Difference Between CentOS vs Ubuntu and their features.

CentOS vs Ubuntu

Introduction

In  this article lets discuss about the two big Linux distributions. Lets see about CentOS vs Ubuntu and the difference between one another, where one is better than another and few more features.

CentOS

CentOS is often considered free version of Red Hat Enterprise Linux (RHEL). There are a number of differences between CentOS and RHEL, but in most cases, the two systems are very similar. RHEL comes with paid support and is a commercial product. CentOS is a free product and doesn't contain any RHEL branding throughout the system.

What makes CentOS attractive is that every version serves for over 10 years, which is something you won't find with other distributions. A disadvantage of CentOS is that it has fewer features than you might know from other distributions. However, this is also a good thing, it makes CentOS relatively lightweight. If you're simply looking for a lightweight distribution to host a website or web app, CentOS is a great choice.

Ubuntu

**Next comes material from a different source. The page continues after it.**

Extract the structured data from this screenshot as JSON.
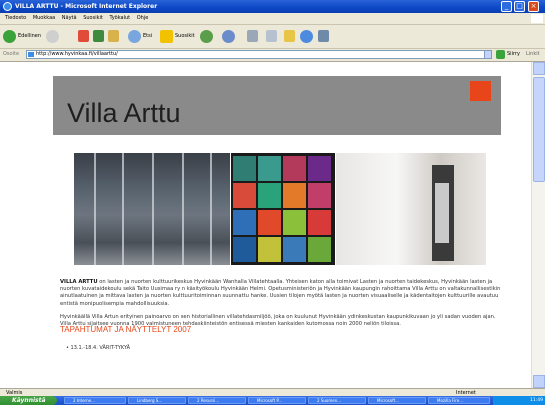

Ubuntu is recognised for its stability and its large list of features. It has a lot of features by default which can make your life easier, but, this also makes the OS less portable and heavier than other distros, such as CentOS. Ubuntu is based on Debian, and it is a very popular OS. It is not only has a server version (Ubuntu Server) but also a version that will work as a desktop OS. This is very convenient if you need to work in a Linux environment.

If you're looking for an incredibly powerful environment that will be safe and reliable (guaranteed), Ubuntu will be the perfect choice. It's the most used Linux distribution. While Ubuntu only started in 2004, it is clear that this system is evolving very quickly. LTS releases supports for over 5 years after its release.

Differences between CentOS vs Ubuntu

Package Management System and Release

  • The main user-visible difference is probably the package management system. Ubuntu is based on Debian and uses apt, while CentOS is based on RedHat and uses rpm.

Software Upgrade

  • RHEL is fairly conservative when it comes to upgrading software, privileging consistency and security over being on the cutting edge.
  • Ubuntu is less conservative with a shorter release cycle, so new software will almost certainly land into its repos before CentOS users get it. Which a user prefers depends on their specific use case.

Web-hosting Compatibility

  • A major factor that might influence web hosting clients to choose CentOS is web hosting control panel compatibility. Within the web hosting industry, CentOS dominates, and most web hosting control panels, including InterWorx and cPanel, focus on RHEL derivatives like CentOS. If you plan to offer web hosting services using a control panel, then CentOS would be the best bet.

Release and Support

  • As I said before, CentOS has a longer release cycle. It also has a much longer support cycle. Ubuntu’s Long Term Support releases, which will be released for every two years have a support life of 5 years.
  • CentOS 6 was first released in 2010, has had 5 minor point releases, and will be supported until November 2020. If you value consistency and a long support cycle, CentOS is an excellent choice, especially now that it has officially become part of Red Hat.
  • Another major difference is their release cycle. Ubuntu uses a time-base release cycle. For every two years they release a long term support edition. They also release every six months that provide the latest and greatest. As CentOS is based on RedHat, the releases are much more in frequent. Some would argue that makes them more stable, but it also means that some software tends to be out of date.
  • Ubuntu has more documentation and free support for problem solving and information. Its server version has more support for cloud and container deployments.
  • CentOS seems to be more stable because doesn’t have regular updates to their packages like ubuntu but, this doesn’t mean that ubuntu is less secure.

There are a number of other minor differences between the two with regard to security philosophy (Ubuntu forces sudo use by default and disables the root account), packages, and development, which don’t have much of an impact on the vast majority of users.

Conclusion

We always leave an option to our clients which distribution to choose. We recommend to check this CentOS vs Ubuntu article, check their requirements before ordering our VPS Hosting Plans.